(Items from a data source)

■ ■ ■ ■

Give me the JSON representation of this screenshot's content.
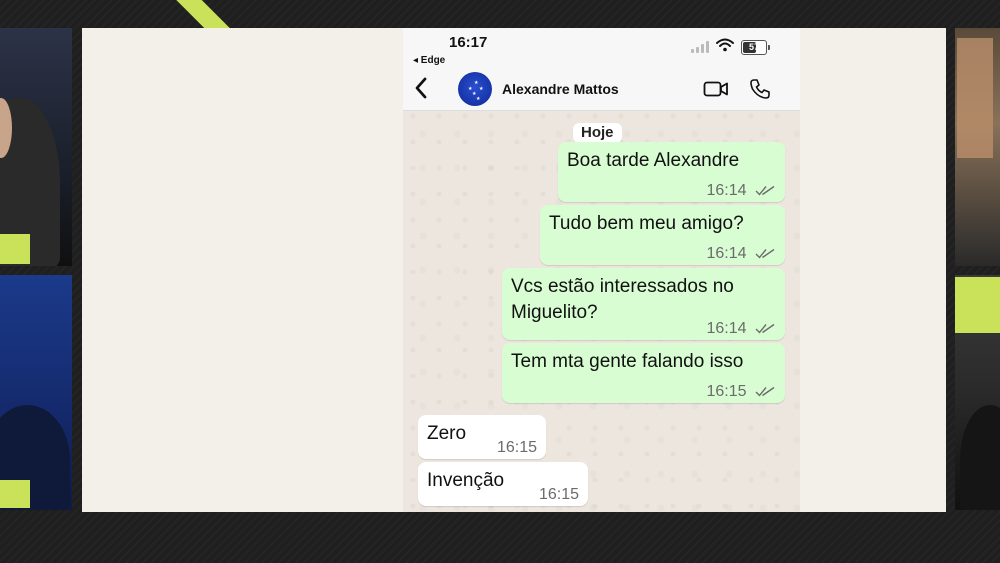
{
  "status_bar": {
    "time": "16:17",
    "back_app": "◂ Edge",
    "battery": "57"
  },
  "chat_header": {
    "contact_name": "Alexandre Mattos"
  },
  "date_separator": "Hoje",
  "messages": [
    {
      "direction": "outgoing",
      "text": "Boa tarde Alexandre",
      "time": "16:14",
      "status": "read"
    },
    {
      "direction": "outgoing",
      "text": "Tudo bem meu amigo?",
      "time": "16:14",
      "status": "read"
    },
    {
      "direction": "outgoing",
      "text_line1": "Vcs estão interessados no",
      "text_line2": "Miguelito?",
      "time": "16:14",
      "status": "read"
    },
    {
      "direction": "outgoing",
      "text": "Tem mta gente falando isso",
      "time": "16:15",
      "status": "read"
    },
    {
      "direction": "incoming",
      "text": "Zero",
      "time": "16:15"
    },
    {
      "direction": "incoming",
      "text": "Invenção",
      "time": "16:15"
    }
  ],
  "icons": {
    "back": "chevron-left-icon",
    "video": "video-camera-icon",
    "call": "phone-icon",
    "signal": "cellular-signal-icon",
    "wifi": "wifi-icon",
    "battery": "battery-icon",
    "read_receipt": "double-check-icon"
  },
  "colors": {
    "outgoing_bubble": "#d9fdd3",
    "incoming_bubble": "#ffffff",
    "chat_background": "#ece5dd",
    "broadcast_accent": "#c9e25a"
  }
}
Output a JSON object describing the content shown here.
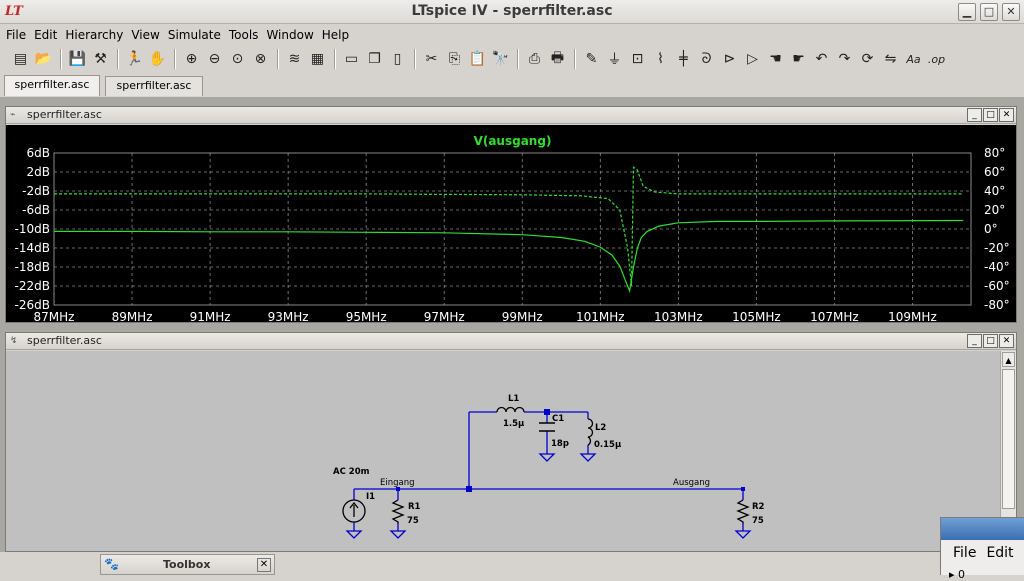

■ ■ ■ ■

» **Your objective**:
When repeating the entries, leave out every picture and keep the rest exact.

» **Response for this exercise**:
Give me the JSON representation of this screenshot's content.
{
  "status_bar": {
    "time": "16:17",
    "back_app": "◂ Edge",
    "battery": "57"
  },
  "chat_header": {
    "contact_name": "Alexandre Mattos"
  },
  "date_separator": "Hoje",
  "messages": [
    {
      "direction": "outgoing",
      "text": "Boa tarde Alexandre",
      "time": "16:14",
      "status": "read"
    },
    {
      "direction": "outgoing",
      "text": "Tudo bem meu amigo?",
      "time": "16:14",
      "status": "read"
    },
    {
      "direction": "outgoing",
      "text_line1": "Vcs estão interessados no",
      "text_line2": "Miguelito?",
      "time": "16:14",
      "status": "read"
    },
    {
      "direction": "outgoing",
      "text": "Tem mta gente falando isso",
      "time": "16:15",
      "status": "read"
    },
    {
      "direction": "incoming",
      "text": "Zero",
      "time": "16:15"
    },
    {
      "direction": "incoming",
      "text": "Invenção",
      "time": "16:15"
    }
  ],
  "icons": {
    "back": "chevron-left-icon",
    "video": "video-camera-icon",
    "call": "phone-icon",
    "signal": "cellular-signal-icon",
    "wifi": "wifi-icon",
    "battery": "battery-icon",
    "read_receipt": "double-check-icon"
  },
  "colors": {
    "outgoing_bubble": "#d9fdd3",
    "incoming_bubble": "#ffffff",
    "chat_background": "#ece5dd",
    "broadcast_accent": "#c9e25a"
  }
}
Output a JSON object describing the content shown here.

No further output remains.